SB 758 was authored by Senator Marty Block (D-39). Block said not enough is known about a critical source of California’s water supply, and that as the state endures a multiyear drought, California can’t afford ignorance. “Atmospheric rivers, such as ‘Pineapple Express’ storms have been responsible for breaking 40 percent of the state’s droughts since 1950,” Block stated. “Given California’s current drought, it is critical that the state have accurate science to predict precipitation patterns and make intelligent water management decisions.” Block added that scientists at Scripps Institution of Oceanography at University of California, San Diego were the driving force behind the legislation.
Atmospheric rivers are narrow precipitation regions in the atmosphere that are responsible for most of the movement of water vapor outside the tropics. A strong AR can move an amount of water vapor 10 to 20 times the average flow of water at the mouth of the Mississippi River.

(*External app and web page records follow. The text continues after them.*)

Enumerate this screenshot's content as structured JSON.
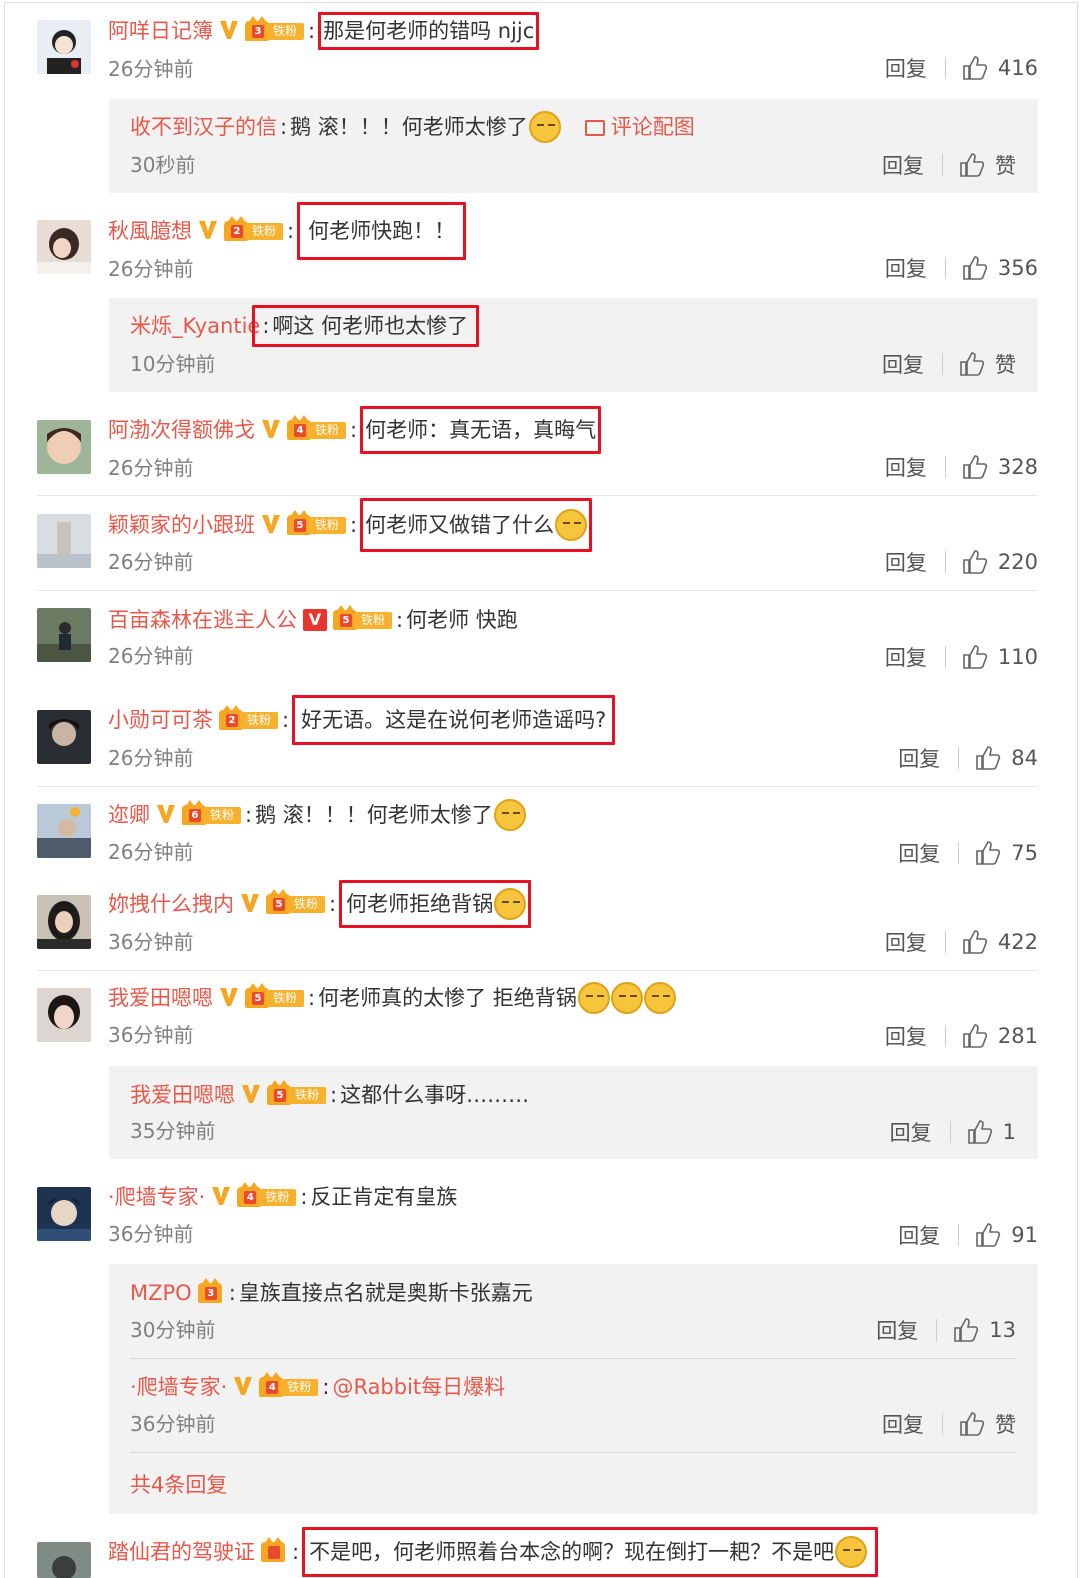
{
  "comments": [
    {
      "name": "阿咩日记簿",
      "verified": true,
      "fan_level": "3",
      "fan_label": "铁粉",
      "text": "那是何老师的错吗 njjc",
      "boxed": true,
      "time": "26分钟前",
      "reply": "回复",
      "likes": "416",
      "subs": [
        {
          "name": "收不到汉子的信",
          "text": "鹅 滚！！！何老师太惨了",
          "image_link": "评论配图",
          "time": "30秒前",
          "reply": "回复",
          "likes": "赞"
        }
      ]
    },
    {
      "name": "秋風臆想",
      "verified": true,
      "fan_level": "2",
      "fan_label": "铁粉",
      "text": "何老师快跑！！",
      "boxed": true,
      "time": "26分钟前",
      "reply": "回复",
      "likes": "356",
      "subs": [
        {
          "name": "米烁_Kyantie",
          "text": "啊这 何老师也太惨了",
          "time": "10分钟前",
          "reply": "回复",
          "likes": "赞"
        }
      ]
    },
    {
      "name": "阿渤次得额佛戈",
      "verified": true,
      "fan_level": "4",
      "fan_label": "铁粉",
      "text": "何老师：真无语，真晦气",
      "boxed": true,
      "time": "26分钟前",
      "reply": "回复",
      "likes": "328"
    },
    {
      "name": "颖颖家的小跟班",
      "verified": true,
      "fan_level": "5",
      "fan_label": "铁粉",
      "text": "何老师又做错了什么",
      "boxed": true,
      "time": "26分钟前",
      "reply": "回复",
      "likes": "220"
    },
    {
      "name": "百亩森林在逃主人公",
      "verified": true,
      "verified_red": true,
      "fan_level": "5",
      "fan_label": "铁粉",
      "text": "何老师 快跑",
      "boxed": false,
      "time": "26分钟前",
      "reply": "回复",
      "likes": "110"
    },
    {
      "name": "小勋可可茶",
      "verified": false,
      "fan_level": "2",
      "fan_label": "铁粉",
      "text": "好无语。这是在说何老师造谣吗?",
      "boxed": true,
      "time": "26分钟前",
      "reply": "回复",
      "likes": "84"
    },
    {
      "name": "迩卿",
      "verified": true,
      "fan_level": "6",
      "fan_label": "铁粉",
      "text": "鹅 滚！！！何老师太惨了",
      "boxed": false,
      "time": "26分钟前",
      "reply": "回复",
      "likes": "75"
    },
    {
      "name": "妳拽什么拽内",
      "verified": true,
      "fan_level": "5",
      "fan_label": "铁粉",
      "text": "何老师拒绝背锅",
      "boxed": true,
      "time": "36分钟前",
      "reply": "回复",
      "likes": "422"
    },
    {
      "name": "我爱田嗯嗯",
      "verified": true,
      "fan_level": "5",
      "fan_label": "铁粉",
      "text": "何老师真的太惨了 拒绝背锅",
      "boxed": false,
      "time": "36分钟前",
      "reply": "回复",
      "likes": "281",
      "subs": [
        {
          "name": "我爱田嗯嗯",
          "verified": true,
          "fan_level": "5",
          "fan_label": "铁粉",
          "text": "这都什么事呀………",
          "time": "35分钟前",
          "reply": "回复",
          "likes": "1"
        }
      ]
    },
    {
      "name": "·爬墙专家·",
      "verified": true,
      "fan_level": "4",
      "fan_label": "铁粉",
      "text": "反正肯定有皇族",
      "boxed": false,
      "time": "36分钟前",
      "reply": "回复",
      "likes": "91",
      "subs": [
        {
          "name": "MZPO",
          "fan_level": "3",
          "text": "皇族直接点名就是奥斯卡张嘉元",
          "time": "30分钟前",
          "reply": "回复",
          "likes": "13"
        },
        {
          "name": "·爬墙专家·",
          "verified": true,
          "fan_level": "4",
          "fan_label": "铁粉",
          "text": "@Rabbit每日爆料",
          "time": "36分钟前",
          "reply": "回复",
          "likes": "赞"
        }
      ],
      "more_replies": "共4条回复"
    },
    {
      "name": "踏仙君的驾驶证",
      "fan_level": "",
      "text": "不是吧，何老师照着台本念的啊？现在倒打一耙？不是吧",
      "boxed": true
    }
  ]
}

SB 758 creates the Atmospheric Rivers: Research, Mitigation, and Climate Forecasting Program which would require the DWR to study the causes of atmospheric rivers and their impact on extreme weather conditions. It would also require DWR to operate reservoirs in a manner that improves flood protection and captures water produced by atmospheric rivers. This scientific forecasting can also be shared with the federal government to assist with better informed and coordinated water management.
Block’s legislation would build on a pilot project to test Forecast-Informed Reservoir Operations (FIRO) on Lake Mendocino, a vital reservoir on the Russian River. FIRO is a water management strategy that uses weather forecasts to determine when water should be released or retained depending on watershed conditions. The project is led by researchers at the Center for Western Weather and Water Extremes at the University of California San Diego and Sonoma County Water Agency.
“This bill is about good stewardship of a valuable resource. What we learn from this research could help California predict the occurrence of ARs and allow us to respond effectively in drought or flood,” Block said.
Block’s bill is supported by the San Diego County Water Authority, Bay Area Flood Protection Agencies Association, the Orange County Water District, the Santa Clara Valley Water District, and the Sonoma County Water Agency.